When you think of mobile platforms, only two come to mind: Android and iOS. It makes perfect sense — Between these two platforms, nearly 100% of the world is covered. Yet this fact doesn't stop smaller companies from continuing to develop and deliver mobile platforms.
Take, for instance, BlackBerry — a company that once dominated the smartphone race. They fell out of favor for a very long time, yet continued to plug away (even under the threat of complete insolvency) to create. They do this on the off-chance they will build the platform to bring everyone flooding back and rise to relevance once again. Blackberry has even ditched their iconic physical keyboard in lieu of an all-touch device (all the while suing Typo for producing physical keyboards to attach to Apple and Android devices).
BlackBerry dominance? It could happen. Why not?
Another example — the Ubuntu Phone. Canonical spent a lot of time and budget developing a smartphone platform that would also converge the desktop and mobile experience into one.

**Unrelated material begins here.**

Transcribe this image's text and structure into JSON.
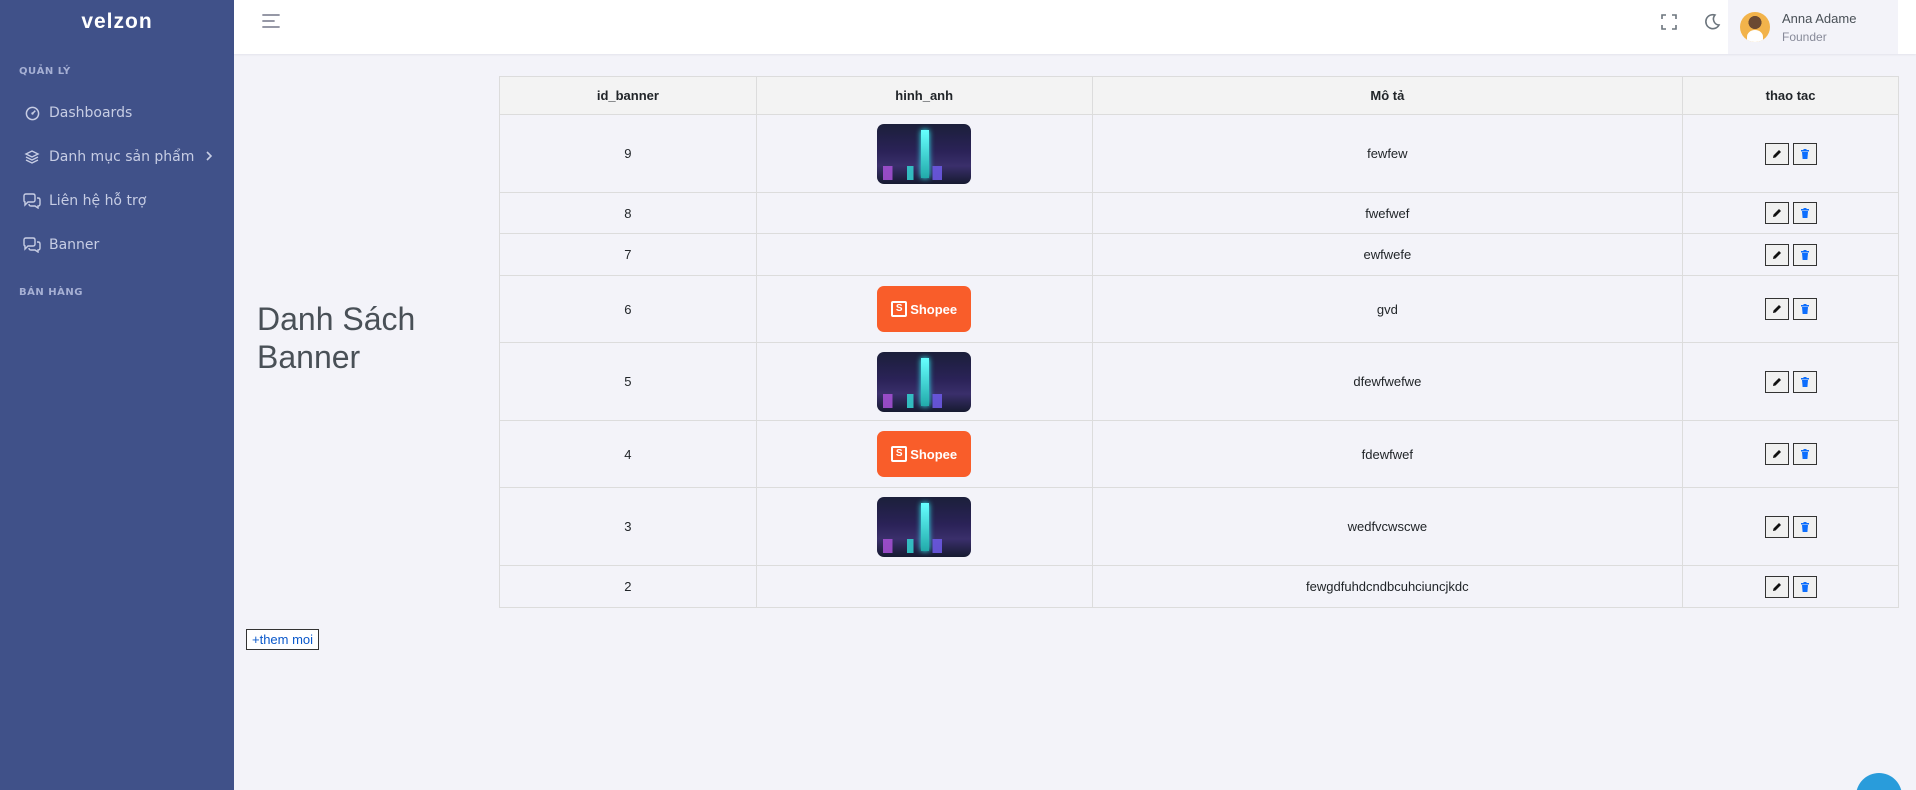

Most criticized them for taking time away from continuing the desktop push (they are, after all, the Linux distribution with the most promise to deliver Linux on the desktop to the masses). In the end, what Canonical created (Ubuntu Touch) is probably one of the most incredible mobile experiences to date. It really is that good.
And then there's Tizen, WebOS, and Firefox OS. Each of these are legitimate platforms with solid features and performance. Yet, they each suffer to even reach the surface of a heated, roiling sea of competition.
I've spent most of my personal digital age working with, for, and on the underdogs. Back in the mid nineties, I opted to jump the Microsoft ship in favor of Linux. After a year of using an iPhone (and feeling the same "lockdown" I felt with Windows), I attached myself to the underdog Android and never looked back. To this end, the "small guy" holds a special place in my heart. Unfortunately, that "special place" will not help to bring these newcomers (and a Phoenix rising from the ashes) into the spotlight (outside of a glint from the refined metal of the Samsung Galaxy S6 Edge, the iPhone, or the HTC M9).
That's not the way the market works these days. If you're not already entrenched, the likelihood of you gaining any traction in major markets is slim (at best).
But does that mean these smaller players shouldn't close up shop? No. Not even remotely. In fact, the small guys are just as important in this playground as the big guys. Why? Innovation. Both iOS and Android have reached a sort of apex of development. The improvements we are now seeing are little more than refinements on what already exists (minus Lollipop, which most users don't have — even though it was unveiled seven months ago). This means the smaller guys can do the thing the major players cannot — innovate without fear of failure. Canonical can take a chance and completely redefine the mobile user experience. They did and they massively succeeded. Tizen can give a modern mobile experience, all the while keeping the platform entirely open source. BlackBerry can completely re-imagine themselves and find success.
This innovation should light a fire under the seats of the stagnant majority. What Canonical has done for the mobile user experience should turn Apple and Google heads alike. The idea that BlackBerry could make a comeback should have Apple concerned. But the truth is, I believe an arrogance has befallen the major players in the market. They assume no small company can possibly compete in their field.
At one time, Android was nothing more than a blip on Apple's screen. At one point, Apple was little more than a shadow in the shade of Palm. So the rise from obscurity can happen. Of course, in order for that to bear any fruit, the small guys have to release their platform on quality hardware. When the Ubuntu Phone was first released, it came out on mid-spec'd hardware that did nothing to highlight the platform. Shortly after that, it was announced the Ubuntu Phone would finally reach a flagship device (the Meizu MX4) — hardware worthy of the platform. That could be a game changer for Canonical. Adoption of the Ubuntu Phone is now a possibility — because of the right hardware.
That same issue plagues the likes of Tizen and WebOS. A marriage between the various platforms and hardware capable of showing off the capability of the operating systems seems to be a major stumbling factor across the board. To that end, how are these smaller companies going to compete? They aren't. So long as they are relegated to low- to mid-range hardware, no one will want to take a chance on a new platform. However, you place that same platform on flagship hardware and the game has changed.
The little guys are just as important to mobility as the top tier — and in some instances, even more so. But these lesser-known platforms don't stand a chance without manufacturers, carriers, and consumers taking a chance.
Are you willing to take a chance on a platform like the Ubuntu Phone? If not, why? What is the stumbling block for you, as a consumer, to venture beyond Android and iOS?
Jack Wallen is an award-winning writer for TechRepublic and Linux.com. He’s an avid promoter of open source and the voice of The Android Expert. For more news about Jack Wallen, visit his website jackwallen.com.